Task brief>
Your answer should be each line of the entries that contains the word "carousel", copied in full.

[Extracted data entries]
[Start of section]

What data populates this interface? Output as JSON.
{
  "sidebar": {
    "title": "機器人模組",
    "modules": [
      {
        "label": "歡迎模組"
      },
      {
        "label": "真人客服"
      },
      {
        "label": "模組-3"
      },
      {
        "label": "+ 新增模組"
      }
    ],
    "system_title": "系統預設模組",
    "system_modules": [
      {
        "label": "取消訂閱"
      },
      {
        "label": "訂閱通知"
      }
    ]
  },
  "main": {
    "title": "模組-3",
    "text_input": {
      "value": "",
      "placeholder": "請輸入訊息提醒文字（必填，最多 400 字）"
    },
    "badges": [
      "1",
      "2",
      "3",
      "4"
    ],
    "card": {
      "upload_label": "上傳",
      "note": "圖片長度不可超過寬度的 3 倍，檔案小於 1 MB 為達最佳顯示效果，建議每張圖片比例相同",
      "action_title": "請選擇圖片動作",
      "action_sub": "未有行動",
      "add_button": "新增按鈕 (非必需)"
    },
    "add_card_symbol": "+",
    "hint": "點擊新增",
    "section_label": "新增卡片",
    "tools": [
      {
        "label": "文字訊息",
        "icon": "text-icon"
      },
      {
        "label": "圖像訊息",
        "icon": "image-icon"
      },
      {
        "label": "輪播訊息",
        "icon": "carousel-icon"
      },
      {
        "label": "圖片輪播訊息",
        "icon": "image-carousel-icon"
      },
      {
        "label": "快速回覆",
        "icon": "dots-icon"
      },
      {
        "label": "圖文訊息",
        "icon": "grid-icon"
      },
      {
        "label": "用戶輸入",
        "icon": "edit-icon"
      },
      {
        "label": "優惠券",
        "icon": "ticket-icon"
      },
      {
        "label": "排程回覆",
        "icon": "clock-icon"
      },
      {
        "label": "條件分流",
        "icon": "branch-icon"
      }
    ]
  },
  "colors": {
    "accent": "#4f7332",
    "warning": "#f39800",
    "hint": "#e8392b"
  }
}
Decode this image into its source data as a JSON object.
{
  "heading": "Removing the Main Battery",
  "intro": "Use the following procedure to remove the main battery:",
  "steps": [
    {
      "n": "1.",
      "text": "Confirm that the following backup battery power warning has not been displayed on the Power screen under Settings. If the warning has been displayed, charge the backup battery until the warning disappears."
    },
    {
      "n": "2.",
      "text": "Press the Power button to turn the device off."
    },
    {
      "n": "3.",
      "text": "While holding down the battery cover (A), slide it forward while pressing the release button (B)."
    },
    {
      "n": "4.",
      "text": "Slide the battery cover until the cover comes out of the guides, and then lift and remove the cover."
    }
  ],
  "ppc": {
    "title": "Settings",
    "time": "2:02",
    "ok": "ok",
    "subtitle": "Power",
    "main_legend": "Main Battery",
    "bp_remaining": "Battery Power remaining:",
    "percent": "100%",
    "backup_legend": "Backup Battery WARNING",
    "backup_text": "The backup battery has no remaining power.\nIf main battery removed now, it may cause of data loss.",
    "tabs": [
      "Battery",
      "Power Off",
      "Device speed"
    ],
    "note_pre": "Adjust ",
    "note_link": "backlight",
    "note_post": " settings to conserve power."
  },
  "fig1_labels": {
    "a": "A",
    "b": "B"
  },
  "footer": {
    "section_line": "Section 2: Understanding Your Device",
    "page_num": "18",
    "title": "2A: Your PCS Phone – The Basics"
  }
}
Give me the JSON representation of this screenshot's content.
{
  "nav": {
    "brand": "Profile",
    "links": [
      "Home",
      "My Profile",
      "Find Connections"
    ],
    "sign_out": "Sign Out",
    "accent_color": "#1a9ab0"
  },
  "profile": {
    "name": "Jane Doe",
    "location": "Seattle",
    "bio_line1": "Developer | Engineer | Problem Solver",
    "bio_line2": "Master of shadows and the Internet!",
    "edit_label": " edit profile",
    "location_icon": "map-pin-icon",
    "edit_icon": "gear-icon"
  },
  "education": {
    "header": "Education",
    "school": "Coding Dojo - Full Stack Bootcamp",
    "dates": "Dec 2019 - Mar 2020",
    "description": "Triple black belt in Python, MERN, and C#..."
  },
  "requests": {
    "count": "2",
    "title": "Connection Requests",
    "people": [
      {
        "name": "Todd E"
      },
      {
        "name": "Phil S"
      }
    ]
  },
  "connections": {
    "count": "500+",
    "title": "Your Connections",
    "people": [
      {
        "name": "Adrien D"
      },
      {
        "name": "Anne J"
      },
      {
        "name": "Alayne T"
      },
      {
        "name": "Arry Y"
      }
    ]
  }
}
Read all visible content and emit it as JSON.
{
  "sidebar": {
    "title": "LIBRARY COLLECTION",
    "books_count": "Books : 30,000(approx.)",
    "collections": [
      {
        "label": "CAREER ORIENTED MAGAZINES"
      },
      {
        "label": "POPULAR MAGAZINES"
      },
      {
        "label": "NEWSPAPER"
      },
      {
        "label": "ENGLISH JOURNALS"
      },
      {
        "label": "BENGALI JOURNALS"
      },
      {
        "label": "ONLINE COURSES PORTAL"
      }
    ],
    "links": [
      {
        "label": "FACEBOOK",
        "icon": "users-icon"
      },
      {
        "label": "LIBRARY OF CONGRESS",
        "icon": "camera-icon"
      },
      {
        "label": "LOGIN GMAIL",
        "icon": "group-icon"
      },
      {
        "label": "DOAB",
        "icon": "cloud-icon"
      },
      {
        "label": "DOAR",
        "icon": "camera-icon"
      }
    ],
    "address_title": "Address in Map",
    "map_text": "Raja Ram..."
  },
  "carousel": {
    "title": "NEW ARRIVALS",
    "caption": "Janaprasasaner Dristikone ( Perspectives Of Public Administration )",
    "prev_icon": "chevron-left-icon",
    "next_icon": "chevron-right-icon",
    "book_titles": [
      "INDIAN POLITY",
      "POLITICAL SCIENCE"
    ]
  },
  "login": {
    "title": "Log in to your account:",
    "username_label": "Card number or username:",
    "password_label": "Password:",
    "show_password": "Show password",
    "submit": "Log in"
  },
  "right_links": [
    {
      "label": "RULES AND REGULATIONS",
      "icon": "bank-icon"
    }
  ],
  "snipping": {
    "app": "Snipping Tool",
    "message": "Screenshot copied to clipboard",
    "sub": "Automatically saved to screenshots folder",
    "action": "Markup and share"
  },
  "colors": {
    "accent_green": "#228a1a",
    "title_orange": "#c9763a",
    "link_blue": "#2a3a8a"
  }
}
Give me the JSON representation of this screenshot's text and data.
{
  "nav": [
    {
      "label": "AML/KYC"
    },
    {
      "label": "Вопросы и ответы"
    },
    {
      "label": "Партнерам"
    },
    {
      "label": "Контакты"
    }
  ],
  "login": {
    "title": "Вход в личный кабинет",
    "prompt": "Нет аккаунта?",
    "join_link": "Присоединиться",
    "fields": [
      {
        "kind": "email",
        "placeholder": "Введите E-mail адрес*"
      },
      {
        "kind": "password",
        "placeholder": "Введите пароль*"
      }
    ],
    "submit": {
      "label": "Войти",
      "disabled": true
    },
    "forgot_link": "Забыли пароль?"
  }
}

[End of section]

Written response>
        "icon": "carousel-icon"
        "icon": "image-carousel-icon"
  "carousel": {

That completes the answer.